[Records from a collection]
<<<<
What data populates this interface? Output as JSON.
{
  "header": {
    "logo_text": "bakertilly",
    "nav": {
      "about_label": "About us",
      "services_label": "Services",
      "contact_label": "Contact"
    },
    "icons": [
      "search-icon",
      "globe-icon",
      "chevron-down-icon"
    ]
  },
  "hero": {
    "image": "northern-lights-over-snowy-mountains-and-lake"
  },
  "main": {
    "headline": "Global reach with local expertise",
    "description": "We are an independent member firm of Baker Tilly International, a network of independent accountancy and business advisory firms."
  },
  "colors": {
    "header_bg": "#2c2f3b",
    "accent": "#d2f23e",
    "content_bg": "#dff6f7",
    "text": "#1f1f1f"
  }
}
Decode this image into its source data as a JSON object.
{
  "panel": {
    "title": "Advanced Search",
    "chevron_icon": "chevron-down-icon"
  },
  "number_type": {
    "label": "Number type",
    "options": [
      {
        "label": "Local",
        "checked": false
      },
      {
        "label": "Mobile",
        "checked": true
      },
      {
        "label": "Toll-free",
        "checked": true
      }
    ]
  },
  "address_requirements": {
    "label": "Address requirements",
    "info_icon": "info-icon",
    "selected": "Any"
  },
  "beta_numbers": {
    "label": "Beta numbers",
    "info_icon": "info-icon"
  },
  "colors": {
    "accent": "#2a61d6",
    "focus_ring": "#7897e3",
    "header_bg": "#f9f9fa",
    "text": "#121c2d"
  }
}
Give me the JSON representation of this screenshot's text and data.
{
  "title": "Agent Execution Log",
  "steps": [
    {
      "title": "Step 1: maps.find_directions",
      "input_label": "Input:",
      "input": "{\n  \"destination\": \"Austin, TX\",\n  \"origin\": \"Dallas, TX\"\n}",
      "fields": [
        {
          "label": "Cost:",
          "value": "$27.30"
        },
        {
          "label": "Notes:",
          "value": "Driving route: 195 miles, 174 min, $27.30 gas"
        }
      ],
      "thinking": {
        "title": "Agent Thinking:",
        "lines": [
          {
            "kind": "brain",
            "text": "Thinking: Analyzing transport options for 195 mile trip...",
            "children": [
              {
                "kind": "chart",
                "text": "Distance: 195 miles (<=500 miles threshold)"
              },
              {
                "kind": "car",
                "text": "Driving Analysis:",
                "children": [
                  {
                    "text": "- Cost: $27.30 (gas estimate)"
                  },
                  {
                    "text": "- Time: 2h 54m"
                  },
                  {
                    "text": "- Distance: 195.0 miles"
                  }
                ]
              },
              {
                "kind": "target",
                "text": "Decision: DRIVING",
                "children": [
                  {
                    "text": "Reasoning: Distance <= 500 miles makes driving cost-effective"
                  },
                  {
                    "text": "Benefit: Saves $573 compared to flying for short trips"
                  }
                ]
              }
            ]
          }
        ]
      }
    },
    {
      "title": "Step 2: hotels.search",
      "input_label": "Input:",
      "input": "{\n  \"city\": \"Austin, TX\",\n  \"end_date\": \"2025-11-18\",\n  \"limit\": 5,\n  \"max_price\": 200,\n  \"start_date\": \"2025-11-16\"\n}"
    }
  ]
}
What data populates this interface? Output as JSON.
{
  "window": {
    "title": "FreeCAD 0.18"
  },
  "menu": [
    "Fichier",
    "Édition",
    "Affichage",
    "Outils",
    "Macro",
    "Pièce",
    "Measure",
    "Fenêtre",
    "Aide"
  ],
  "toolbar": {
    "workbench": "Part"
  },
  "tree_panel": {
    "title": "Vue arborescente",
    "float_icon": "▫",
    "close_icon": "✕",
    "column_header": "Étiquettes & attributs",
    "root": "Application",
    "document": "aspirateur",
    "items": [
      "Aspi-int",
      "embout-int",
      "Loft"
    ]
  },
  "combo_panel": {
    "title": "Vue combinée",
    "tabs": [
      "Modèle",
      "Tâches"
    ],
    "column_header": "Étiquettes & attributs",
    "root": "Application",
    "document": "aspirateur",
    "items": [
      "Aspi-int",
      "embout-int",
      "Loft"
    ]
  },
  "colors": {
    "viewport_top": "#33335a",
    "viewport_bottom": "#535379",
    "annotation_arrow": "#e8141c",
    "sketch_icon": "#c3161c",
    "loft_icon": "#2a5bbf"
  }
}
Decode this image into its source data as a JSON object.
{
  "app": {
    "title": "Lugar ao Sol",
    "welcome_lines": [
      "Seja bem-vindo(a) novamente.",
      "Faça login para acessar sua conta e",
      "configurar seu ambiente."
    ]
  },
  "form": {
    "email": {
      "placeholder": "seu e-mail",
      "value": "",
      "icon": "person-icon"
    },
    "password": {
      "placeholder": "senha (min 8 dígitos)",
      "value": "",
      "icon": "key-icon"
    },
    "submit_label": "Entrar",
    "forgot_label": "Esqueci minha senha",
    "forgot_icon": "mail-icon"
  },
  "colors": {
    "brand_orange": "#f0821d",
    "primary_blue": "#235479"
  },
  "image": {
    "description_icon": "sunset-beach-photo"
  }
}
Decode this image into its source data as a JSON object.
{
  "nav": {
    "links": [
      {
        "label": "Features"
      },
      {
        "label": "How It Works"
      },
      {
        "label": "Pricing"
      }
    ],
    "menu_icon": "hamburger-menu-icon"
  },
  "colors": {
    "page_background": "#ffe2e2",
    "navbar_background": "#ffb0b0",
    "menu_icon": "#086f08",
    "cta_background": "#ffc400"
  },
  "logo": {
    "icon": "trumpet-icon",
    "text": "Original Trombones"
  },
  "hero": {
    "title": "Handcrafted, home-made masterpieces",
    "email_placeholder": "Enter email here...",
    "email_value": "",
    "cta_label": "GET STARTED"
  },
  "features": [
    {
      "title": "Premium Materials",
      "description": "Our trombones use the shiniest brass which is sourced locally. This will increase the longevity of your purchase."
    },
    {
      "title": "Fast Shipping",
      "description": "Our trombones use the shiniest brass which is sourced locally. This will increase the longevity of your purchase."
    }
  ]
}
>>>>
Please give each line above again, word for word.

- [Solution to this problem]
What data populates this interface? Output as JSON.
{
  "header": {
    "logo_text": "bakertilly",
    "nav": {
      "about_label": "About us",
      "services_label": "Services",
      "contact_label": "Contact"
    },
    "icons": [
      "search-icon",
      "globe-icon",
      "chevron-down-icon"
    ]
  },
  "hero": {
    "image": "northern-lights-over-snowy-mountains-and-lake"
  },
  "main": {
    "headline": "Global reach with local expertise",
    "description": "We are an independent member firm of Baker Tilly International, a network of independent accountancy and business advisory firms."
  },
  "colors": {
    "header_bg": "#2c2f3b",
    "accent": "#d2f23e",
    "content_bg": "#dff6f7",
    "text": "#1f1f1f"
  }
}
Decode this image into its source data as a JSON object.
{
  "panel": {
    "title": "Advanced Search",
    "chevron_icon": "chevron-down-icon"
  },
  "number_type": {
    "label": "Number type",
    "options": [
      {
        "label": "Local",
        "checked": false
      },
      {
        "label": "Mobile",
        "checked": true
      },
      {
        "label": "Toll-free",
        "checked": true
      }
    ]
  },
  "address_requirements": {
    "label": "Address requirements",
    "info_icon": "info-icon",
    "selected": "Any"
  },
  "beta_numbers": {
    "label": "Beta numbers",
    "info_icon": "info-icon"
  },
  "colors": {
    "accent": "#2a61d6",
    "focus_ring": "#7897e3",
    "header_bg": "#f9f9fa",
    "text": "#121c2d"
  }
}
Give me the JSON representation of this screenshot's text and data.
{
  "title": "Agent Execution Log",
  "steps": [
    {
      "title": "Step 1: maps.find_directions",
      "input_label": "Input:",
      "input": "{\n  \"destination\": \"Austin, TX\",\n  \"origin\": \"Dallas, TX\"\n}",
      "fields": [
        {
          "label": "Cost:",
          "value": "$27.30"
        },
        {
          "label": "Notes:",
          "value": "Driving route: 195 miles, 174 min, $27.30 gas"
        }
      ],
      "thinking": {
        "title": "Agent Thinking:",
        "lines": [
          {
            "kind": "brain",
            "text": "Thinking: Analyzing transport options for 195 mile trip...",
            "children": [
              {
                "kind": "chart",
                "text": "Distance: 195 miles (<=500 miles threshold)"
              },
              {
                "kind": "car",
                "text": "Driving Analysis:",
                "children": [
                  {
                    "text": "- Cost: $27.30 (gas estimate)"
                  },
                  {
                    "text": "- Time: 2h 54m"
                  },
                  {
                    "text": "- Distance: 195.0 miles"
                  }
                ]
              },
              {
                "kind": "target",
                "text": "Decision: DRIVING",
                "children": [
                  {
                    "text": "Reasoning: Distance <= 500 miles makes driving cost-effective"
                  },
                  {
                    "text": "Benefit: Saves $573 compared to flying for short trips"
                  }
                ]
              }
            ]
          }
        ]
      }
    },
    {
      "title": "Step 2: hotels.search",
      "input_label": "Input:",
      "input": "{\n  \"city\": \"Austin, TX\",\n  \"end_date\": \"2025-11-18\",\n  \"limit\": 5,\n  \"max_price\": 200,\n  \"start_date\": \"2025-11-16\"\n}"
    }
  ]
}
What data populates this interface? Output as JSON.
{
  "window": {
    "title": "FreeCAD 0.18"
  },
  "menu": [
    "Fichier",
    "Édition",
    "Affichage",
    "Outils",
    "Macro",
    "Pièce",
    "Measure",
    "Fenêtre",
    "Aide"
  ],
  "toolbar": {
    "workbench": "Part"
  },
  "tree_panel": {
    "title": "Vue arborescente",
    "float_icon": "▫",
    "close_icon": "✕",
    "column_header": "Étiquettes & attributs",
    "root": "Application",
    "document": "aspirateur",
    "items": [
      "Aspi-int",
      "embout-int",
      "Loft"
    ]
  },
  "combo_panel": {
    "title": "Vue combinée",
    "tabs": [
      "Modèle",
      "Tâches"
    ],
    "column_header": "Étiquettes & attributs",
    "root": "Application",
    "document": "aspirateur",
    "items": [
      "Aspi-int",
      "embout-int",
      "Loft"
    ]
  },
  "colors": {
    "viewport_top": "#33335a",
    "viewport_bottom": "#535379",
    "annotation_arrow": "#e8141c",
    "sketch_icon": "#c3161c",
    "loft_icon": "#2a5bbf"
  }
}
Decode this image into its source data as a JSON object.
{
  "app": {
    "title": "Lugar ao Sol",
    "welcome_lines": [
      "Seja bem-vindo(a) novamente.",
      "Faça login para acessar sua conta e",
      "configurar seu ambiente."
    ]
  },
  "form": {
    "email": {
      "placeholder": "seu e-mail",
      "value": "",
      "icon": "person-icon"
    },
    "password": {
      "placeholder": "senha (min 8 dígitos)",
      "value": "",
      "icon": "key-icon"
    },
    "submit_label": "Entrar",
    "forgot_label": "Esqueci minha senha",
    "forgot_icon": "mail-icon"
  },
  "colors": {
    "brand_orange": "#f0821d",
    "primary_blue": "#235479"
  },
  "image": {
    "description_icon": "sunset-beach-photo"
  }
}
Decode this image into its source data as a JSON object.
{
  "nav": {
    "links": [
      {
        "label": "Features"
      },
      {
        "label": "How It Works"
      },
      {
        "label": "Pricing"
      }
    ],
    "menu_icon": "hamburger-menu-icon"
  },
  "colors": {
    "page_background": "#ffe2e2",
    "navbar_background": "#ffb0b0",
    "menu_icon": "#086f08",
    "cta_background": "#ffc400"
  },
  "logo": {
    "icon": "trumpet-icon",
    "text": "Original Trombones"
  },
  "hero": {
    "title": "Handcrafted, home-made masterpieces",
    "email_placeholder": "Enter email here...",
    "email_value": "",
    "cta_label": "GET STARTED"
  },
  "features": [
    {
      "title": "Premium Materials",
      "description": "Our trombones use the shiniest brass which is sourced locally. This will increase the longevity of your purchase."
    },
    {
      "title": "Fast Shipping",
      "description": "Our trombones use the shiniest brass which is sourced locally. This will increase the longevity of your purchase."
    }
  ]
}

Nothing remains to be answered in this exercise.